Many patients who are receiving observation services believe that they have been admitted to the hospital until weeks after discharge when they get a substantial bill for their share of the services they received.
Patients who are receiving observation services often aren’t informed about their status and what it means, says Peggy Rossi, BSN, MPA, CCM, an auditor and trainer with California Health and Wellness.
“If a patient is in a hospital bed on the unit, they are likely to believe that they are inpatients and that bill they get for their copay is a shock,” she says.
Observation can be a financial burden on Medicare fee-for-service beneficiaries, Rossi adds.
Patients who receive observation services are outpatients and have to pay their co-insurance, which can be higher than the deductible for inpatient care. In addition, patients in observation have to pay for “usually self-administered” drugs, even if a medical practitioner administers the drugs, Rossi says.
In addition, observation days do not count toward the three-day inpatient stay required for Medicare to cover a skilled nursing stay when patients need it.
As patient advocates, case managers have a responsibility to notify patients that they are receiving observation services and what their financial responsibilities may be so they won’t be surprised when they get a bill, says Jean Maslan, BSN, MHA, CCM, ACM, managing consultant for Berkeley Research Group.
“It helps the patient and helps the hospital in the long run. If patients get an unexpected bill, it could affect their responses on patient satisfaction surveys. The Centers for Medicare & Medicaid Services includes patient satisfaction scores in its pay-for-performance measures. Not keeping patients informed about their status and their financial responsibilities could have an effect on hospital reimbursements,” Maslan says.

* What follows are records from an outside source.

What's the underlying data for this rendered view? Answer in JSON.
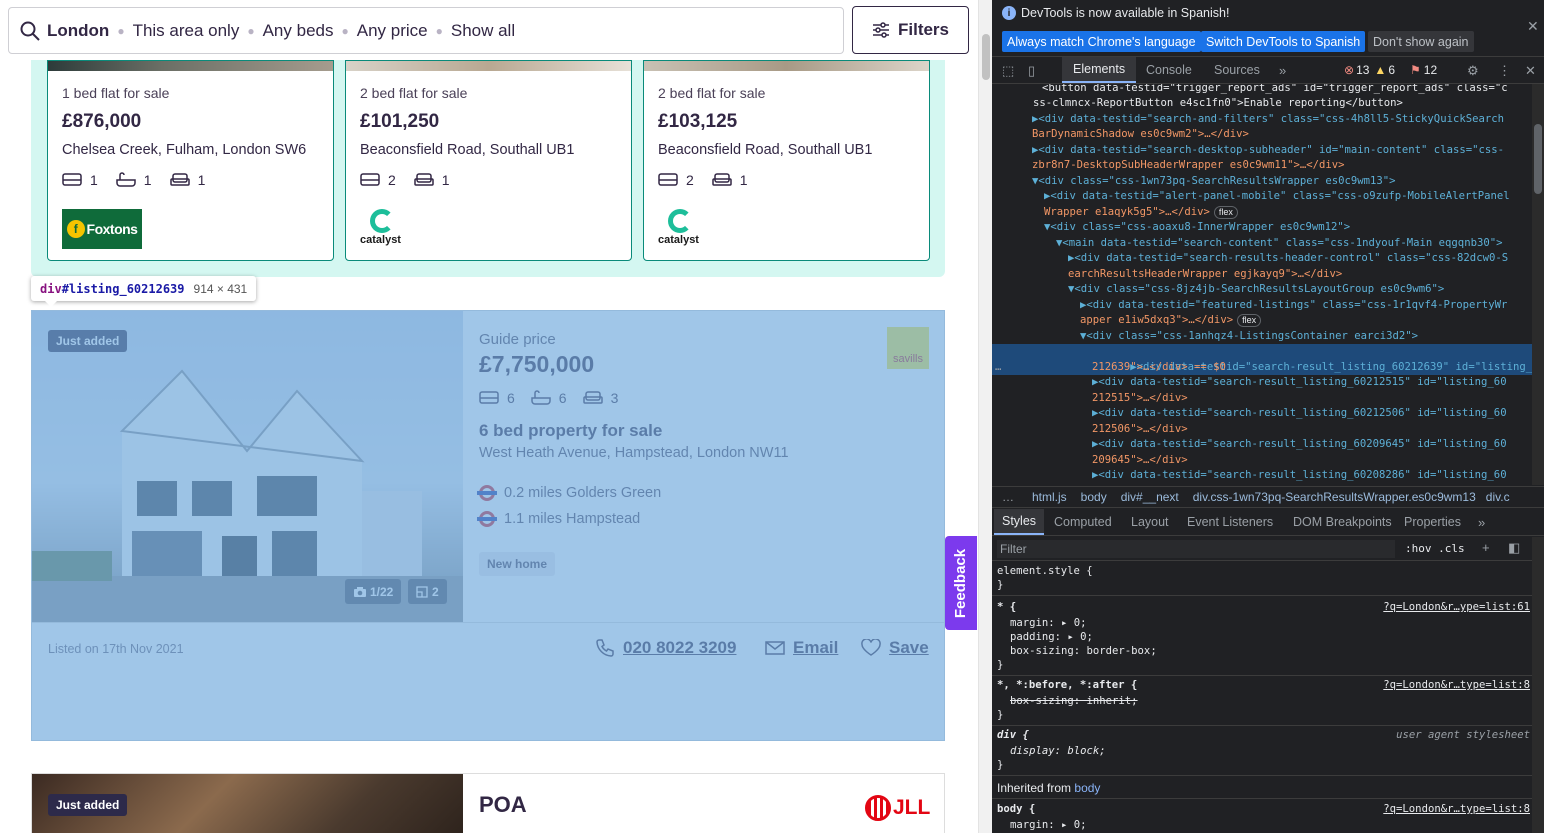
{
  "search": {
    "location": "London",
    "chips": [
      "This area only",
      "Any beds",
      "Any price",
      "Show all"
    ],
    "filters_label": "Filters"
  },
  "featured": [
    {
      "title": "1 bed flat for sale",
      "price": "£876,000",
      "address": "Chelsea Creek, Fulham, London SW6",
      "beds": "1",
      "baths": "1",
      "receptions": "1",
      "agent": "Foxtons"
    },
    {
      "title": "2 bed flat for sale",
      "price": "£101,250",
      "address": "Beaconsfield Road, Southall UB1",
      "beds": "2",
      "receptions": "1",
      "agent": "catalyst"
    },
    {
      "title": "2 bed flat for sale",
      "price": "£103,125",
      "address": "Beaconsfield Road, Southall UB1",
      "beds": "2",
      "receptions": "1",
      "agent": "catalyst"
    }
  ],
  "inspector_tooltip": {
    "tag": "div",
    "id": "#listing_60212639",
    "size": "914 × 431"
  },
  "listing": {
    "badge": "Just added",
    "photo_count": "1/22",
    "floorplan_count": "2",
    "price_label": "Guide price",
    "price": "£7,750,000",
    "beds": "6",
    "baths": "6",
    "receptions": "3",
    "title": "6 bed property for sale",
    "address": "West Heath Avenue, Hampstead, London NW11",
    "stations": [
      "0.2 miles Golders Green",
      "1.1 miles Hampstead"
    ],
    "tag": "New home",
    "agent": "savills",
    "listed": "Listed on 17th Nov 2021",
    "phone": "020 8022 3209",
    "email_label": "Email",
    "save_label": "Save"
  },
  "feedback_label": "Feedback",
  "next_listing": {
    "badge": "Just added",
    "price": "POA",
    "agent": "JLL"
  },
  "devtools": {
    "info_message": "DevTools is now available in Spanish!",
    "btn_match": "Always match Chrome's language",
    "btn_switch": "Switch DevTools to Spanish",
    "btn_dismiss": "Don't show again",
    "tabs": [
      "Elements",
      "Console",
      "Sources"
    ],
    "errors": "13",
    "warnings": "6",
    "issues": "12",
    "dom_lines": [
      "<button data-testid=\"trigger_report_ads\" id=\"trigger_report_ads\" class=\"c",
      "ss-clmncx-ReportButton e4sc1fn0\">Enable reporting</button>",
      "▶<div data-testid=\"search-and-filters\" class=\"css-4h8ll5-StickyQuickSearch",
      "BarDynamicShadow es0c9wm2\">…</div>",
      "▶<div data-testid=\"search-desktop-subheader\" id=\"main-content\" class=\"css-",
      "zbr8n7-DesktopSubHeaderWrapper es0c9wm11\">…</div>",
      "▼<div class=\"css-1wn73pq-SearchResultsWrapper es0c9wm13\">",
      "▶<div data-testid=\"alert-panel-mobile\" class=\"css-o9zufp-MobileAlertPanel",
      "Wrapper e1aqyk5g5\">…</div>",
      "▼<div class=\"css-aoaxu8-InnerWrapper es0c9wm12\">",
      "▼<main data-testid=\"search-content\" class=\"css-1ndyouf-Main eqgqnb30\">",
      "▶<div data-testid=\"search-results-header-control\" class=\"css-82dcw0-S",
      "earchResultsHeaderWrapper egjkayq9\">…</div>",
      "▼<div class=\"css-8jz4jb-SearchResultsLayoutGroup es0c9wm6\">",
      "▶<div data-testid=\"featured-listings\" class=\"css-1r1qvf4-PropertyWr",
      "apper e1iw5dxq3\">…</div>",
      "▼<div class=\"css-1anhqz4-ListingsContainer earci3d2\">",
      "▶<div data-testid=\"search-result_listing_60212639\" id=\"listing_60",
      "212639\">…</div> == $0",
      "▶<div data-testid=\"search-result_listing_60212515\" id=\"listing_60",
      "212515\">…</div>",
      "▶<div data-testid=\"search-result_listing_60212506\" id=\"listing_60",
      "212506\">…</div>",
      "▶<div data-testid=\"search-result_listing_60209645\" id=\"listing_60",
      "209645\">…</div>",
      "▶<div data-testid=\"search-result_listing_60208286\" id=\"listing_60"
    ],
    "flex_badge": "flex",
    "ellipsis": "…",
    "breadcrumbs": [
      "html.js",
      "body",
      "div#__next",
      "div.css-1wn73pq-SearchResultsWrapper.es0c9wm13",
      "div.c"
    ],
    "style_tabs": [
      "Styles",
      "Computed",
      "Layout",
      "Event Listeners",
      "DOM Breakpoints",
      "Properties"
    ],
    "filter_placeholder": "Filter",
    "hov_cls": ":hov  .cls",
    "rules": {
      "element_style": "element.style {",
      "close": "}",
      "star_sel": "* {",
      "margin": "margin: ▸ 0;",
      "padding": "padding: ▸ 0;",
      "box_sizing": "box-sizing: border-box;",
      "star_src": "?q=London&r…ype=list:61",
      "pseudo_sel": "*, *:before, *:after {",
      "pseudo_src": "?q=London&r…type=list:8",
      "box_inherit": "box-sizing: inherit;",
      "div_sel": "div {",
      "ua_label": "user agent stylesheet",
      "display": "display: block;",
      "inherited": "Inherited from",
      "inherited_from": "body",
      "body_sel": "body {",
      "body_src": "?q=London&r…type=list:8",
      "body_margin": "margin: ▸ 0;"
    }
  }
}
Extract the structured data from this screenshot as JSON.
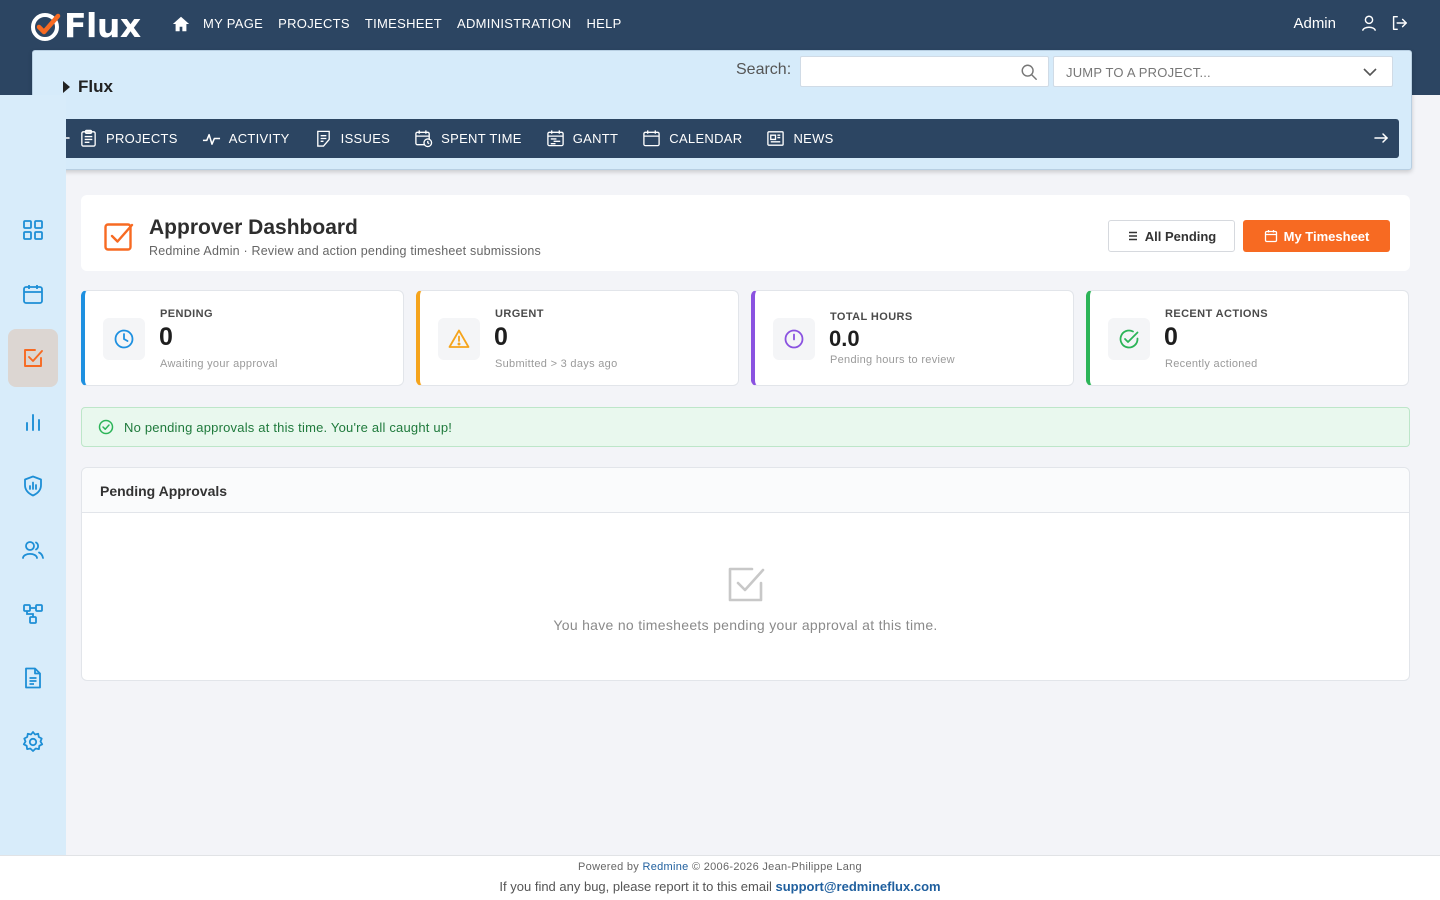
{
  "app": {
    "logo_text": "Flux"
  },
  "topnav": {
    "items": [
      "MY PAGE",
      "PROJECTS",
      "TIMESHEET",
      "ADMINISTRATION",
      "HELP"
    ],
    "user": "Admin"
  },
  "project": {
    "name": "Flux",
    "search_label": "Search:",
    "search_value": "",
    "jump_placeholder": "JUMP TO A PROJECT..."
  },
  "project_menu": {
    "items": [
      {
        "label": "PROJECTS",
        "icon": "clipboard-icon"
      },
      {
        "label": "ACTIVITY",
        "icon": "activity-icon"
      },
      {
        "label": "ISSUES",
        "icon": "issues-icon"
      },
      {
        "label": "SPENT TIME",
        "icon": "calendar-clock-icon"
      },
      {
        "label": "GANTT",
        "icon": "gantt-icon"
      },
      {
        "label": "CALENDAR",
        "icon": "calendar-icon"
      },
      {
        "label": "NEWS",
        "icon": "news-icon"
      }
    ]
  },
  "sidebar": {
    "items": [
      {
        "icon": "grid-icon",
        "active": false
      },
      {
        "icon": "calendar-icon",
        "active": false
      },
      {
        "icon": "checkbox-icon",
        "active": true
      },
      {
        "icon": "bar-chart-icon",
        "active": false
      },
      {
        "icon": "shield-chart-icon",
        "active": false
      },
      {
        "icon": "users-icon",
        "active": false
      },
      {
        "icon": "workflow-icon",
        "active": false
      },
      {
        "icon": "document-icon",
        "active": false
      },
      {
        "icon": "settings-icon",
        "active": false
      }
    ]
  },
  "dashboard": {
    "title": "Approver Dashboard",
    "subtitle": "Redmine Admin · Review and action pending timesheet submissions",
    "btn_all_pending": "All Pending",
    "btn_my_timesheet": "My Timesheet"
  },
  "stats": [
    {
      "label": "PENDING",
      "value": "0",
      "desc": "Awaiting your approval",
      "color": "#1e90e0",
      "icon": "clock-icon"
    },
    {
      "label": "URGENT",
      "value": "0",
      "desc": "Submitted > 3 days ago",
      "color": "#f5a41c",
      "icon": "warning-icon"
    },
    {
      "label": "TOTAL HOURS",
      "value": "0.0",
      "desc": "Pending hours to review",
      "color": "#8a52e0",
      "icon": "timer-icon"
    },
    {
      "label": "RECENT ACTIONS",
      "value": "0",
      "desc": "Recently actioned",
      "color": "#2cb458",
      "icon": "check-circle-icon"
    }
  ],
  "alert": {
    "text": "No pending approvals at this time. You're all caught up!"
  },
  "pending_table": {
    "title": "Pending Approvals",
    "empty_text": "You have no timesheets pending your approval at this time."
  },
  "footer": {
    "powered_prefix": "Powered by",
    "powered_link": "Redmine",
    "copyright": "© 2006-2026 Jean-Philippe Lang",
    "bug_text": "If you find any bug, please report it to this email",
    "email": "support@redmineflux.com"
  }
}
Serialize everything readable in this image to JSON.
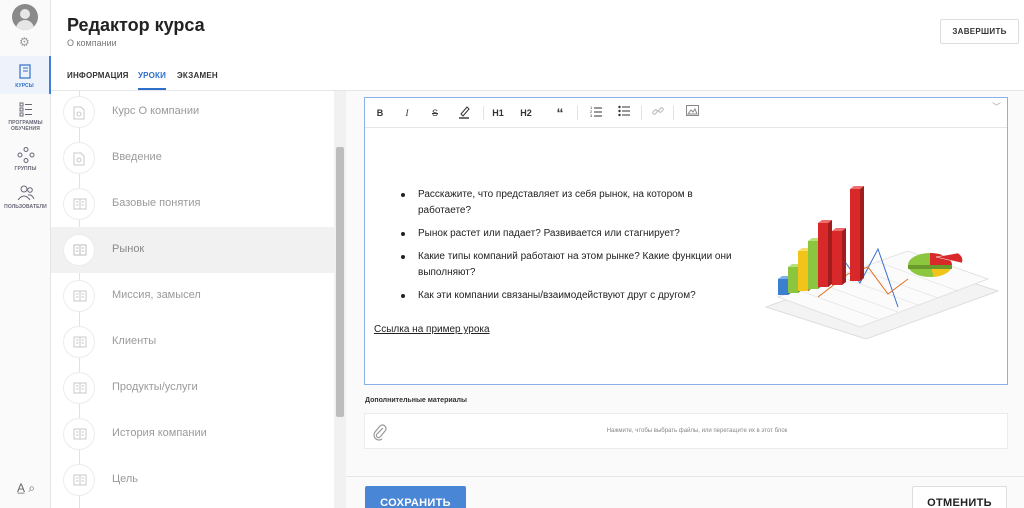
{
  "header": {
    "title": "Редактор курса",
    "subtitle": "О компании",
    "finish_label": "ЗАВЕРШИТЬ"
  },
  "tabs": [
    {
      "label": "ИНФОРМАЦИЯ",
      "active": false
    },
    {
      "label": "УРОКИ",
      "active": true
    },
    {
      "label": "ЭКЗАМЕН",
      "active": false
    }
  ],
  "nav": {
    "items": [
      {
        "label": "КУРСЫ",
        "icon": "courses-icon",
        "active": true
      },
      {
        "label": "ПРОГРАММЫ ОБУЧЕНИЯ",
        "icon": "programs-icon",
        "active": false
      },
      {
        "label": "ГРУППЫ",
        "icon": "groups-icon",
        "active": false
      },
      {
        "label": "ПОЛЬЗОВАТЕЛИ",
        "icon": "users-icon",
        "active": false
      }
    ],
    "bottom_icon": "accessibility-icon"
  },
  "lessons": [
    {
      "name": "Курс О компании",
      "icon": "document-icon",
      "active": false
    },
    {
      "name": "Введение",
      "icon": "document-icon",
      "active": false
    },
    {
      "name": "Базовые понятия",
      "icon": "book-icon",
      "active": false
    },
    {
      "name": "Рынок",
      "icon": "book-icon",
      "active": true
    },
    {
      "name": "Миссия, замысел",
      "icon": "book-icon",
      "active": false
    },
    {
      "name": "Клиенты",
      "icon": "book-icon",
      "active": false
    },
    {
      "name": "Продукты/услуги",
      "icon": "book-icon",
      "active": false
    },
    {
      "name": "История компании",
      "icon": "book-icon",
      "active": false
    },
    {
      "name": "Цель",
      "icon": "book-icon",
      "active": false
    }
  ],
  "toolbar": {
    "bold": "B",
    "italic": "I",
    "strike": "S",
    "h1": "H1",
    "h2": "H2",
    "quote": "“"
  },
  "editor": {
    "bullets": [
      "Расскажите, что представляет из себя рынок, на котором в работаете?",
      "Рынок растет или падает? Развивается или стагнирует?",
      "Какие типы компаний работают на этом рынке? Какие функции они выполняют?",
      "Как эти компании связаны/взаимодействуют друг с другом?"
    ],
    "link_text": "Ссылка на пример урока"
  },
  "materials": {
    "label": "Дополнительные материалы",
    "hint": "Нажмите, чтобы выбрать файлы, или перетащите их в этот блок"
  },
  "actions": {
    "save_label": "СОХРАНИТЬ",
    "cancel_label": "ОТМЕНИТЬ"
  },
  "colors": {
    "accent": "#2f6fc7",
    "save_button": "#4a86d6",
    "editor_border": "#8ab2e8"
  }
}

It is particularly important to educate patients on their potential financial obligations if they are not enrolled in a managed care plan, have only Medicare Part A coverage, or have Medicare Part B but do not have supplemental insurance to cover their copay, Rossi says.
Maslan suggests creating a short letter explaining observation and having patients sign the letter. “When patients are in the hospital, they don’t comprehend everything people tell them. Medicare beneficiaries often are on fixed incomes and it’s a big surprise when the bill comes,” she says. (For more on how one hospital notifies patients when they are receiving observation services, see related article in this issue.)
Another option is to use the CMS letter: “Are You an Inpatient or an Outpatient? If You have Medicare — Ask!,” Rossi suggests.
“Whatever method hospitals use, it’s critical for them to inform patients of their status and what their financial responsibilities will be, especially if patients will have a large copay. This eliminates surprises when the bill arrives,” Rossi says.